The most popular types of advanced orders are bracket orders and sequence orders. Investors can choose between several bracket order types at Charles Schwab.

Here are the bracket orders that are available:

OCO (one cancels other) orders allow investors to put two active orders in the market on either side of their position. Often thought of as ‘take profit’ and ‘stop’ orders, these active orders are both meant to close a position with a profit or a loss, whichever is hit first. When price either moves up or down to one of these orders to trigger it, the other is automatically cancelled.

OTO (one triggers other) orders are similar to OCO orders in some ways. Instead of placing two orders in the market at the same time, however, OTO orders will place one order in the market at a time. When that order is filled, the ‘other’ order is placed into the market automatically.

OTT (one triggers two) orders are the same as OTO orders with the addition of one more ‘other’ order. The first order is sent to the exchange, and two more are held back until the first order is filled. Investors may wish to use OTO and OTT orders to strategically change a directional bias if certain criteria affecting their position changes. They can also be used to scale into and out of positions as specific price levels are reached.

Contingent Orders

Contingent orders are another form of advanced orders. These are orders that are held until certain criteria is met. At Schwab, investors can set orders that are contingent on price, time, volume, and spread price.

There are many possible uses for these types of orders, but one example could be that you wish to buy a stock at market price IF volume reaches a certain percentage point above average. Meme stocks and pink sheets would both be good candidates for these types of orders.

Ben Wright
About the Author
Ben Wright is an investor, a trader, an educator, and something of an explorer. He spends his days in the markets when he is not teaching or spending time with his family.

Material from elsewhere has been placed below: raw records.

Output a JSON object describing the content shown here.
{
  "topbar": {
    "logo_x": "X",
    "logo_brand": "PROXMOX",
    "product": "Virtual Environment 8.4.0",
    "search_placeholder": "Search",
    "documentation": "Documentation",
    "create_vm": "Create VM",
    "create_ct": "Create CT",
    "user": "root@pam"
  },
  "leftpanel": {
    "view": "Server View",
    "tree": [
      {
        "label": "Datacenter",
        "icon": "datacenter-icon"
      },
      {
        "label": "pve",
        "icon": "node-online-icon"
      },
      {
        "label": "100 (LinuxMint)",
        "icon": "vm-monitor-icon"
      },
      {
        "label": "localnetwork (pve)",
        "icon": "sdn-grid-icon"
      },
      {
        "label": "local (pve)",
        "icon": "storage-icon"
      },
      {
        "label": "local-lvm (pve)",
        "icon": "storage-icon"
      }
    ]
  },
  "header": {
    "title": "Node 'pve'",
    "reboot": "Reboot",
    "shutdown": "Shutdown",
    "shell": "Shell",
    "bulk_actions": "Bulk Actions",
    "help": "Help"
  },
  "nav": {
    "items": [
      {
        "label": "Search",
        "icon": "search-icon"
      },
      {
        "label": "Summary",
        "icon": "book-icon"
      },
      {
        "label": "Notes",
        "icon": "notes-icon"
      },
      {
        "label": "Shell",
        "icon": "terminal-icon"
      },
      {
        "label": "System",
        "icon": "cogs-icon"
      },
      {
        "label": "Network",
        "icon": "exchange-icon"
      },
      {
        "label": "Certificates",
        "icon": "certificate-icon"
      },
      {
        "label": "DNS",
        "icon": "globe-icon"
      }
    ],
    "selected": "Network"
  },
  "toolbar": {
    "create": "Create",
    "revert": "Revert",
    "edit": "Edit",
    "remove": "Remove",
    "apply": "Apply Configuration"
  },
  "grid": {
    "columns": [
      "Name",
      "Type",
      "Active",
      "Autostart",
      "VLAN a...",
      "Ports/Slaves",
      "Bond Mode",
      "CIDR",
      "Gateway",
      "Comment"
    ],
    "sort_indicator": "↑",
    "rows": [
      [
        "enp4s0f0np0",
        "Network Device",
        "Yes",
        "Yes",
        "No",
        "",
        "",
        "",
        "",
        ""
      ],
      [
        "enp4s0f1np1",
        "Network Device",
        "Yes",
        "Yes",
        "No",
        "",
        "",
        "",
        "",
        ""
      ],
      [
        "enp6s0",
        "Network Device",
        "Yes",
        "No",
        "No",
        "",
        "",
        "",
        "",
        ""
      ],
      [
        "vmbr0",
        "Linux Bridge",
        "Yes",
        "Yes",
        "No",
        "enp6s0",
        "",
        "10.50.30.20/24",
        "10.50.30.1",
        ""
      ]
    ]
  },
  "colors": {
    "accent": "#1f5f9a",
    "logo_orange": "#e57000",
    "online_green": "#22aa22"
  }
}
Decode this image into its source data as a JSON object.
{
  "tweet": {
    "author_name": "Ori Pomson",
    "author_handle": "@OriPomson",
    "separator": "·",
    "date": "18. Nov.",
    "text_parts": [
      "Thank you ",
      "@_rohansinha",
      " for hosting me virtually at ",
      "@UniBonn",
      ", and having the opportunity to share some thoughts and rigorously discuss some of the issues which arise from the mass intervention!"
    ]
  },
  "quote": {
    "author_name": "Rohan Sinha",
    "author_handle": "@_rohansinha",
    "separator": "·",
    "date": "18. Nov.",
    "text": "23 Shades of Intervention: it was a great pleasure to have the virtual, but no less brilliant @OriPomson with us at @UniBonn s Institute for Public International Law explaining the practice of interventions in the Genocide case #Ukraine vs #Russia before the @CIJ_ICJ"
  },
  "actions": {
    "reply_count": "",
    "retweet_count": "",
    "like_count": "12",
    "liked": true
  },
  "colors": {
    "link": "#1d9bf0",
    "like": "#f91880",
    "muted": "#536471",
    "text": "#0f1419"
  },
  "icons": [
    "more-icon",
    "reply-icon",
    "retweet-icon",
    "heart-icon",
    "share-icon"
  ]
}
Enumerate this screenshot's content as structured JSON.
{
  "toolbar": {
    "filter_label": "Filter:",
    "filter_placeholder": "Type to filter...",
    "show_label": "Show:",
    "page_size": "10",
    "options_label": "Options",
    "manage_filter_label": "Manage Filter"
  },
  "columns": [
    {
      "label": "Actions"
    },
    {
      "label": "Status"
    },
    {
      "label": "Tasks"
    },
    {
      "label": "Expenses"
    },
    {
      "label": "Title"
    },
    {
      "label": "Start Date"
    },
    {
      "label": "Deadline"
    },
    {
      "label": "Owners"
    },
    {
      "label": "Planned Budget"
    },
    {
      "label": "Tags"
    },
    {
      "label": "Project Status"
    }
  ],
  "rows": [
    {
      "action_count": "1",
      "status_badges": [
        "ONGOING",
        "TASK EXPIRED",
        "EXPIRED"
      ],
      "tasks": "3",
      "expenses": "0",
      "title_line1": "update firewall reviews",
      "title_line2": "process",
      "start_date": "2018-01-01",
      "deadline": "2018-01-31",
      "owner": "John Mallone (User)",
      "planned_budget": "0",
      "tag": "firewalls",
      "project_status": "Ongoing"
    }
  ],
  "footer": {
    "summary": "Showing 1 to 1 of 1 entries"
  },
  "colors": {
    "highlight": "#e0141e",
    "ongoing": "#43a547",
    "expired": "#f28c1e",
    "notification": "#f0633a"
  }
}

Ben writes about stockbrokers, markets, investment vehicles, promotional offers, and tools that help investors make the most of their time in the markets.